the Atlantic Ocean from the Canary Islands to the Caribbean. The
largest group of yachts consists of the ARC, the Atlantic Rally for
Cruisers. In 2005, the ARC had over two-hundred and thirty yachts
signed up to make the trip TOGETHER - although together doesn't really
mean together, except at the start. Together means they do it at the
same time, sort of. The only time they really are together is in the
Canary Islands when they start the rally, and they leave on the same day
from Las Palmas.
Since the yachts range is size from thirty-five feet to over one-hundred
feet, it doesn't take long for the boats to disperse as they sail over the
horizon. We were told that the ARC costs one-thousand two hundred
euros per yacht and one-hundred and fifty euros for each person on board. If we had joined the ARC, it would have cost us $2000 in fees.
We didn't join, and saved $2000 worth of freedom chips..
Instead, we formed our own rally which I call the NARC - the Non Atlantic
Rally for Cruisers. There are several hundred yachts in the NARC, and
everyone leaves whenever they choose, and there are no entry fees. The
NARC flotilla is extremely diverse with yachts of all sizes and designs -
monhulls and multihulls, and they come from dozens of different countries,
and they have crews from an equal number of nationalities.

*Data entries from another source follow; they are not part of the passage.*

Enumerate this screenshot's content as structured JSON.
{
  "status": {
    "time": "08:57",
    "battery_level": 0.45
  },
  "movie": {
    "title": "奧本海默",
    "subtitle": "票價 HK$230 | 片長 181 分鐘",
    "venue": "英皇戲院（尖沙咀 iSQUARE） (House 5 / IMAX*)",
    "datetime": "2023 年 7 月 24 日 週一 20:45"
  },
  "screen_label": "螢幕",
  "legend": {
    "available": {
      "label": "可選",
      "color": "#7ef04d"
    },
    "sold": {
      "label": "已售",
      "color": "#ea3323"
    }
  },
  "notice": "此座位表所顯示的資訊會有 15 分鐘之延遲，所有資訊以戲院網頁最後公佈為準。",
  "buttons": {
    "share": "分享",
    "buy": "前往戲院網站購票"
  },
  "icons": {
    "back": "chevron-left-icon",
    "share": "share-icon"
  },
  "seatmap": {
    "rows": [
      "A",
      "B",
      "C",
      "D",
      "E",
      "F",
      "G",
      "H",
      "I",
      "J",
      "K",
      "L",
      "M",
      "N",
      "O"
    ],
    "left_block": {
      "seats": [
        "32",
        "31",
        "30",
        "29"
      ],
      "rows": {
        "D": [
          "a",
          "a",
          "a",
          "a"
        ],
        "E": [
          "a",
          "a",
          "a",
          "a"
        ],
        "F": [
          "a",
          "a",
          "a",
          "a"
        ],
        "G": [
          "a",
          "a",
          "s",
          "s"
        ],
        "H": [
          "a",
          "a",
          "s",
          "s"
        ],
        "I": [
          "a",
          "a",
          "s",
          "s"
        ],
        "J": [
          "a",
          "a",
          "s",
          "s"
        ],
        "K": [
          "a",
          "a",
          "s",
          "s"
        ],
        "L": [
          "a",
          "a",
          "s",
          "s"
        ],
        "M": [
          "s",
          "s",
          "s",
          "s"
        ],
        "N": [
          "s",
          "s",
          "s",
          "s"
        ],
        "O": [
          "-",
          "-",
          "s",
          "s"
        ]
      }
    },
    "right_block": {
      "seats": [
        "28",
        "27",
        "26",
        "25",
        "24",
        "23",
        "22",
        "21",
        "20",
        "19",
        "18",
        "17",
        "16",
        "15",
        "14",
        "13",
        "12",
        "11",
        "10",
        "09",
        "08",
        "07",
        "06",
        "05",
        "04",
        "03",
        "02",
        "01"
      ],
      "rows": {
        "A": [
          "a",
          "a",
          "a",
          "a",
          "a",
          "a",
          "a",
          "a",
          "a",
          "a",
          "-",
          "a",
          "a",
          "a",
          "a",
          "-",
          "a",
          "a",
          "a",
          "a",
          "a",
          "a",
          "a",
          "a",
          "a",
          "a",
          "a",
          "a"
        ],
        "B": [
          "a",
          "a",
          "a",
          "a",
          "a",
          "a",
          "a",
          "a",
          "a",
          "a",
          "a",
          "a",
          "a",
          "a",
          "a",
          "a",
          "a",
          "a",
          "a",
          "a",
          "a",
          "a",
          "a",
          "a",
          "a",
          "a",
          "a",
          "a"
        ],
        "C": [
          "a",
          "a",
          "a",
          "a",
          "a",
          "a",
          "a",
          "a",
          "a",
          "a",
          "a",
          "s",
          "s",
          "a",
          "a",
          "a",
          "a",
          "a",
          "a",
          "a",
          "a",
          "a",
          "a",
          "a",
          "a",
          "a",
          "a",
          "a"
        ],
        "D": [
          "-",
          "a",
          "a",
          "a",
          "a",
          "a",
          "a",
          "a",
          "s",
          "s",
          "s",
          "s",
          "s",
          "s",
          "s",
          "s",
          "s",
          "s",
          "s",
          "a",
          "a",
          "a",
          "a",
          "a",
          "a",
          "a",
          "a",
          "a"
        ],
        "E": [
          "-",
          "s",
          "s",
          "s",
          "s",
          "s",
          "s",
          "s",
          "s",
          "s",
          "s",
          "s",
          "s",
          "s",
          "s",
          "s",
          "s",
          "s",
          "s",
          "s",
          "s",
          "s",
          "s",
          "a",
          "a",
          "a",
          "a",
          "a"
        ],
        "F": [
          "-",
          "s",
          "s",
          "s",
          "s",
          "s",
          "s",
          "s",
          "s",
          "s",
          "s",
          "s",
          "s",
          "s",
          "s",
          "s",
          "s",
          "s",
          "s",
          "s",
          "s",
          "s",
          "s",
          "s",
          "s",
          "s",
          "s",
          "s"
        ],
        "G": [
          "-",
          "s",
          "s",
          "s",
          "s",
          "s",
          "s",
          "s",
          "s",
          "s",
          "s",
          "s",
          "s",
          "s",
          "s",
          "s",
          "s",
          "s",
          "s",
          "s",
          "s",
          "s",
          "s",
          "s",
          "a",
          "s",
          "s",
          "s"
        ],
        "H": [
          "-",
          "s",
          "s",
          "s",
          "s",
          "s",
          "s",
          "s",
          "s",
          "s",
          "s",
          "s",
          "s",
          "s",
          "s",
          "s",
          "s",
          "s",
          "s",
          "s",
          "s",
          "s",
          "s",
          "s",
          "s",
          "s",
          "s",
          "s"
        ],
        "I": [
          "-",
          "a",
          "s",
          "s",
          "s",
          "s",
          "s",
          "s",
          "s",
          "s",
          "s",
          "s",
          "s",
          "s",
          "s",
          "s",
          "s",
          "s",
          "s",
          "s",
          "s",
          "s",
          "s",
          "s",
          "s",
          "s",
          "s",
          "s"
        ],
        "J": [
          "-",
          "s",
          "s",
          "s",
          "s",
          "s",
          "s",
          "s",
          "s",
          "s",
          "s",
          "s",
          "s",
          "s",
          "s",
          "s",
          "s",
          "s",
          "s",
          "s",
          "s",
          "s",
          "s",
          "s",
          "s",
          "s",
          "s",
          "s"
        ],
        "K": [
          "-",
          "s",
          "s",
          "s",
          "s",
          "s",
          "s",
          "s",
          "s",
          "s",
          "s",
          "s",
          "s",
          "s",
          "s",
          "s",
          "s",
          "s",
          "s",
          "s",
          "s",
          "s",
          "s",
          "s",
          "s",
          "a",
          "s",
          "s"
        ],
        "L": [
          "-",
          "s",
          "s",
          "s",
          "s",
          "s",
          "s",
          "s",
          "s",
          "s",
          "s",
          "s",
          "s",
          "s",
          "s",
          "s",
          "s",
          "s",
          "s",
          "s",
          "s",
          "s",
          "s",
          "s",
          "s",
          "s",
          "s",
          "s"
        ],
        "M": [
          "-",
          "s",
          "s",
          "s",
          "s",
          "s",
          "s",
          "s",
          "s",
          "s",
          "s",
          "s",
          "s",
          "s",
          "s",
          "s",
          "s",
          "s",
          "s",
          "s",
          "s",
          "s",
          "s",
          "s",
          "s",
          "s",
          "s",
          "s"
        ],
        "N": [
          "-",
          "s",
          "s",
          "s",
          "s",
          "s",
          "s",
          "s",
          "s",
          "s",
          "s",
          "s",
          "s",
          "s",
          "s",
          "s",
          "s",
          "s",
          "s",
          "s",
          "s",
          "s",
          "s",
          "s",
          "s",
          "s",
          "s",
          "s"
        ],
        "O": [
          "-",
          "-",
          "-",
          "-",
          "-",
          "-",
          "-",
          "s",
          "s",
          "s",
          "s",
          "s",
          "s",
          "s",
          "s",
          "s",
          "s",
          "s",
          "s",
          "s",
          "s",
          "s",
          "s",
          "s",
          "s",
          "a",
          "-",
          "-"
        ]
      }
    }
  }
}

They didn't
join the ARC for many reasons, but the two biggest are that they didn't want
to spend the money, and they didn't want to be forced to leave on a specific
date irrespective of the weather.
In former times, the ARC provided benefits to cruisers such as weather
routing and theoretical safety in numbers. But times have changed, and
weather routing is accessible to even solo cruisers who don't belong to any
group. Email, weather fax, and satellite communications are now
commonplace on yachts, giving easy access to weather information and
weather routing. In fact, there is so much easily
accessible free weather information that the average cruiser has to contend
with severe information overload.
Groups of yachts form transatlantic radio nets that collect
and disseminate weather information free of charge. For people who
want professional routing, every evening they can check in with Herb
Hilgenberg on Southbound II from Canada, and he will give them a precise
weather analysis and customized prediction based on their specific latitude
and longitude. If you don't have good weather information and good
weather routing on your yacht, it's your own fault because it's cheap and
Starting a two-thousand seven hundred mile passage across
the Atlantic is no small task, and it's not to be taken lightly. Your
boat needs to be in good condition, and you need to avoid gross and serious
weather blunders that can be dangerous, or at least make your voyage
uncomfortable. Crossing the Atlantic involves significant weather risk
because the trip takes two to three weeks, and weather predictions are not
accurate for more than two or three days in advance.
So what's a person to do? How do you deal with the
possibility of tropical storms, hurricanes, strong cold fronts, and other
potential nasties during the voyage? And what if there is no wind at
all, and you need to motor for one-thousand miles?
You obviously need some basic contingency plans, but you also must accept
the fact that the weather is out of your control once you set off.
Fortunately, God gave you a brain, and when you cross an ocean, you need to
turn it on and use it. Crossing an ocean is
mostly common sense. For us that meant putting extra fuel on board.
We added enough jerry cans and fuel bladder tanks to extend our motoring
range to about one-thousand four hundred miles, which means we could motor
one-half way across the Atlantic if necessary.
This year the eastern Atlantic has been windless.
The trade winds were disrupted in December by Tropical Storm Delta and
Hurricane Epsilon, and this has been the most active year for hurricanes in
decades. So we prepared ourselves to motor across windless zones if
need be, and if a hurricane pops up, we would immediately head south and
motor into the doldrums, since hurricanes don't usually go there.
We download weather faxes twice a day to be sure there
are no threatening weather systems near us, and we download grib files to
see the predicted wind direction and speed for the next several days.
We put all this information into our heads, add a dash of common sense,
whisper a prayer, and see what emerges from the hopper. We then decide
whether we will raise our sails, furl our sails and start the engine, go
into a holding pattern, or head south and hunker down if severe weather
There are old sailors, and bold sailors, but no old bold
sailors, at least not among our friends. Our goal is to become old
sailors, and leave the bold to other people, like the ARC which leaves port
on a specific date irrespective of the weather forecast.